The core objectives of Security Operations are pretty simple; protect your organisation’s data and intellectual property, ensure business continuity, and avoid financial losses. There are countless security tools available to help us achieve these goals and protect our organisations.
Unfortunately, the volume of security alerts produced by all these tools is causing alert fatigue in our analysts. Alert overload and fatigue means increased response times to incidents, poor threat visibility and a lack of surety that your tools are working as they should.
It also means that we’re not getting the most value out of our tools because our time is being eaten up by manual and repetitive security log management. We’ve been missing an opportunity to tap into our alert data and realise its value.
Reducing time spent on manual tasks and enhancing our investigative capabilities means that we can use our alert data to:
- Strengthen our security posture with the aim of preventing future breaches.
- Support investigation and remediation, reducing mean response times.
- Ensure that our security tools are working as they should.
- Upskill our teams.
SOC.OS Search for Security Operations
SOC.OS enriches alert data with information from external threat intelligence feeds (AbuseIPDB and AlienVault). Both platforms rely on input from the threat intelligence community and promote collaboration and threat sharing in the interest of strengthening our defences.
This third-party threat intelligence can be used to identify potential threats on your network before any damage is done. You can query your alert data to return clusters that contain an entity attribute of AbuseIPDB ‘Confidence of Abuse’ score, with an attribute value of more than 80. This will allow you to identify and block potential bad actors from your network.
Threat types, from the MITRE ATT&CK® enterprise framework associated with this activity can also support network maintenance and hardening activities. You’ll also benefit from enhanced understanding of the tactics, techniques and procedures these malicious actors are using, and opportunities to identify high priority indicators of compromise.
Understanding what has happened over the course of an attack’s progression is vital to our remediation efforts. Search will enhance the user’s ability to cut through the clusters not relevant to their immediate investigation, and further reduce the ‘noise’ of the 1000s of security alerts produced by their security tools each day. SOC.OS “looks across time and space and points out the things that need attention”, meaning no time wasted “chasing down false positives”.

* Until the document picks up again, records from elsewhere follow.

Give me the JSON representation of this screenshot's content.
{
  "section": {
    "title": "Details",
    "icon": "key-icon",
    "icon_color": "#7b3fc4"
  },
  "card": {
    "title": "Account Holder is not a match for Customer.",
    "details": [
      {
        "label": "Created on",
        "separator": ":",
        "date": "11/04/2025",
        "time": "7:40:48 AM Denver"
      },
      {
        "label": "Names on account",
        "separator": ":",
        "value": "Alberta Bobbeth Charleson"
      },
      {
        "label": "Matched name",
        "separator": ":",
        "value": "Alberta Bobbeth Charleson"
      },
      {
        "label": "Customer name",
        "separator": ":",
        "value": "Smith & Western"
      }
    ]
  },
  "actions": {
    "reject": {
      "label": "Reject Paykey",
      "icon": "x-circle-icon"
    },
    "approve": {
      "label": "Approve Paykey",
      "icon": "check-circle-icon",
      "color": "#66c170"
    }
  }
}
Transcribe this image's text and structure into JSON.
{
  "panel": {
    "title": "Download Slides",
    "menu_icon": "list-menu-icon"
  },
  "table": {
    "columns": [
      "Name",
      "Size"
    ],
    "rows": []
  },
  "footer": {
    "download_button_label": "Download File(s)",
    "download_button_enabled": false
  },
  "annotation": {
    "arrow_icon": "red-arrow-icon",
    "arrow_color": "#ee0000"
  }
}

Whether you’re searching for an associated external IP address, or investigating a breach that has affected your finance department, it’s done at the click of a button. You can select the entity and specific entity value you want to investigate. You’ve slashed your response times and can identify exactly what has been compromised for efficient remediation.
Significantly, 53 percent of IT leaders are not sure that their security tools are working correctly. This means that they often have to rely on expensive external contractors to evaluate their tools and controls. SOC.OS offers the user a time-based view of the world, mapping the progression of an attack over time.
If, during an investigation, the analyst comes across a cluster with a two week gap in activity, they can ask the question “did no activity occur in this time period, or did my security tools miss something?”. They can then search clusters for the relevant source systems to ensure they were working during this period.
Search version one will help the analysts using it to upskill within the tool. Basic Search is based on and built from “Chips”, the different entities and attributes that make up a cluster. These chips will allow analysts to explore the different aspects of a cluster, helping new team members really get to grips with the SOC.OS tool, while independently learning how to construct more advanced search queries.